The "Sunday law" imposes
1. A fine of $50 for each case of selling, trading, or bartering of spirituous or malt liquors, wine or cider, on Sunday. The same penalty for wilfully permitting them to be drank on or about the premises.
3. In cases of conviction for offences on two separate Sundays, a fine of from $50 to $100, and imprisonment from three to twelve months, with loss of license.
3. On failure to pay fines and costs, imprisonment, not exceeding three months, or until discharged by due course of law.
4. Constables, Sheriffs, or Prosecuting Attorneys, are fined from $50 to $100, for refusing to inform on and prosecute offenders against this act.
5. Suits for penalties must be brought in the name of the city or county. Any citizen of the county may prosecuteor be a witness, and receive one-half of the penalty, the other half to be paid over to the Guardians of the Poor. Any Mayor or Judge of the Court of Quarter Sessions may revoke a license for violations of this act. No compromise of suits allowed.
The "Restraining License Law"1. Prohibits all drinking houses, and imposes a fine not exceeding $50, with imprisonment not exceeding one month, for selling, and affording a place, inducement, or any other convenience, where intoxicating liquor may be sold and drunk. For the second offence $100, and not exceeding three months imprisonment. The same penalties when two or more persous combine, the one to sell, and the other to furnish a place for drinking, or for aiding or abetting.

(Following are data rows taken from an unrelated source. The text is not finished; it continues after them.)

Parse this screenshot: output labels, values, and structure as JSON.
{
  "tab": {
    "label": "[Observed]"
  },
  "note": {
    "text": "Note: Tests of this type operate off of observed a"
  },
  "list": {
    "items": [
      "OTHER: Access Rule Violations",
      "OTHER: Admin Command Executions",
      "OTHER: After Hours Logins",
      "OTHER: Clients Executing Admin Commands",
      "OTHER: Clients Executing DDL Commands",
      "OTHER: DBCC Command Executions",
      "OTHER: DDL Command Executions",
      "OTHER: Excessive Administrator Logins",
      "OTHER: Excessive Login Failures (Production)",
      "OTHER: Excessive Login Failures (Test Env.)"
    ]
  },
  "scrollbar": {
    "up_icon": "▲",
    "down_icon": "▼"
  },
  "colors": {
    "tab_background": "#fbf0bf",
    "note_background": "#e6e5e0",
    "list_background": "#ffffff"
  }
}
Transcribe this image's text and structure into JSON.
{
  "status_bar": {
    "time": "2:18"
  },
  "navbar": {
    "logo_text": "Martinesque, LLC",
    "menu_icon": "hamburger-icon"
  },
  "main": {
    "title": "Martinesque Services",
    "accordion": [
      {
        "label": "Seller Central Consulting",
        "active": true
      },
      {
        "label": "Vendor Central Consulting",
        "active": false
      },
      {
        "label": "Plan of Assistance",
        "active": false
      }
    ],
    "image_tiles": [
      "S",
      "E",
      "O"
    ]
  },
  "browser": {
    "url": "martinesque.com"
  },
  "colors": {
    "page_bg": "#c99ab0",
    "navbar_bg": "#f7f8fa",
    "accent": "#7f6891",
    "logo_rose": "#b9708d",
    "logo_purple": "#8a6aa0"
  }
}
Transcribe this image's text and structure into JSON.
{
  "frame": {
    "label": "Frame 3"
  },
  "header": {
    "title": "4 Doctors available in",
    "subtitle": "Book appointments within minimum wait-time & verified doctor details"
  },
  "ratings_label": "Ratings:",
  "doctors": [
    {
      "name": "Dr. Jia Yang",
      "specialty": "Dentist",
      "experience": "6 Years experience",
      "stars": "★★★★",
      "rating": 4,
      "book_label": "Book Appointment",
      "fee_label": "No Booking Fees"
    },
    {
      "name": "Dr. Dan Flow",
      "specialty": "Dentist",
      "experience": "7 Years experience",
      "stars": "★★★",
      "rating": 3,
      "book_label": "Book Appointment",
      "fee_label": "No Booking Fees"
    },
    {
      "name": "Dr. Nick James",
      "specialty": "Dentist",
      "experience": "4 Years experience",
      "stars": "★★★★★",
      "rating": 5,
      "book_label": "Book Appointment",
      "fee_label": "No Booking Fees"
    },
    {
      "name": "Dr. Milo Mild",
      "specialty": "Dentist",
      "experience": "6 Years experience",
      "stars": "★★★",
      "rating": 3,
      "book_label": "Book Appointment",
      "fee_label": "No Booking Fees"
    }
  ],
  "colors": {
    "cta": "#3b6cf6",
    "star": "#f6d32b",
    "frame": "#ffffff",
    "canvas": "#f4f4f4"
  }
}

2. All sales in less measure than a quart are prohibited. Courts of Quarter Sessions may-not shall-grant licenses to citizens of the United States, provided they be of temperate habits, and give bonds, with good securities, in the sum of $1000, conditioned for the faithful observance of ALL laws relating to the sale of said liquors, to be filed in Court; on which bond, fines and costs may be collected, upon the conviction of the principal. The applicant for license must present his petition, have it lawfully advertised, and the Court shall fix a time when objections may be heard.
3. No hotel, tavern, eating-house; no theatre, nor any other place of refreshment, or amusement, can receive license to sell by any measure whatever, and no unnaturalized person under any circumstances.
4. Druggists are prohibited from selling intoxicating beverages, except when mixed with other medicines.
5. Clerks of Quarter Sessions cannot issue a license until the bond has been filed, fees paid, and the certificate furnished. Fees for license, three times the present amount; but no license granted for less than $30.
6. Persons licensed to sell by the quart and greater measure, must frame their license, and place it conspicuously in their chief place of business, or forfeit it; and all sales contrary to this act, punished according to the second section.
6. The declaration by Government, that "intoxicating liquor is no part of entertainment for man or horse," and the holding of persons legally responsible for the damages resulting from either gift or sale.
Since the passage of the Restraining License Law, the people of Pennsylvania are presented with a spectacle never before witnessed in this State-a concerted and organized resistance to constitutional law! The liquor dealers, banded together in a secret oathbound society, known as the Liquor League, have openly declared in many Counties that they will not submit to the law! The time therefore has now arrived, when the law and order-loving citizens of the commonwealth must determine whether good and righteous laws, passed by their legal representatives to protect society from the eurse of intemperance, shall be violated and openly resisted with impunity, by a few tavern keepers and others - who act purely from selfish and mercenary motives. This law is general and was enacted for the general good-and would it not be a burning disgrace to the commonwealth if the Few should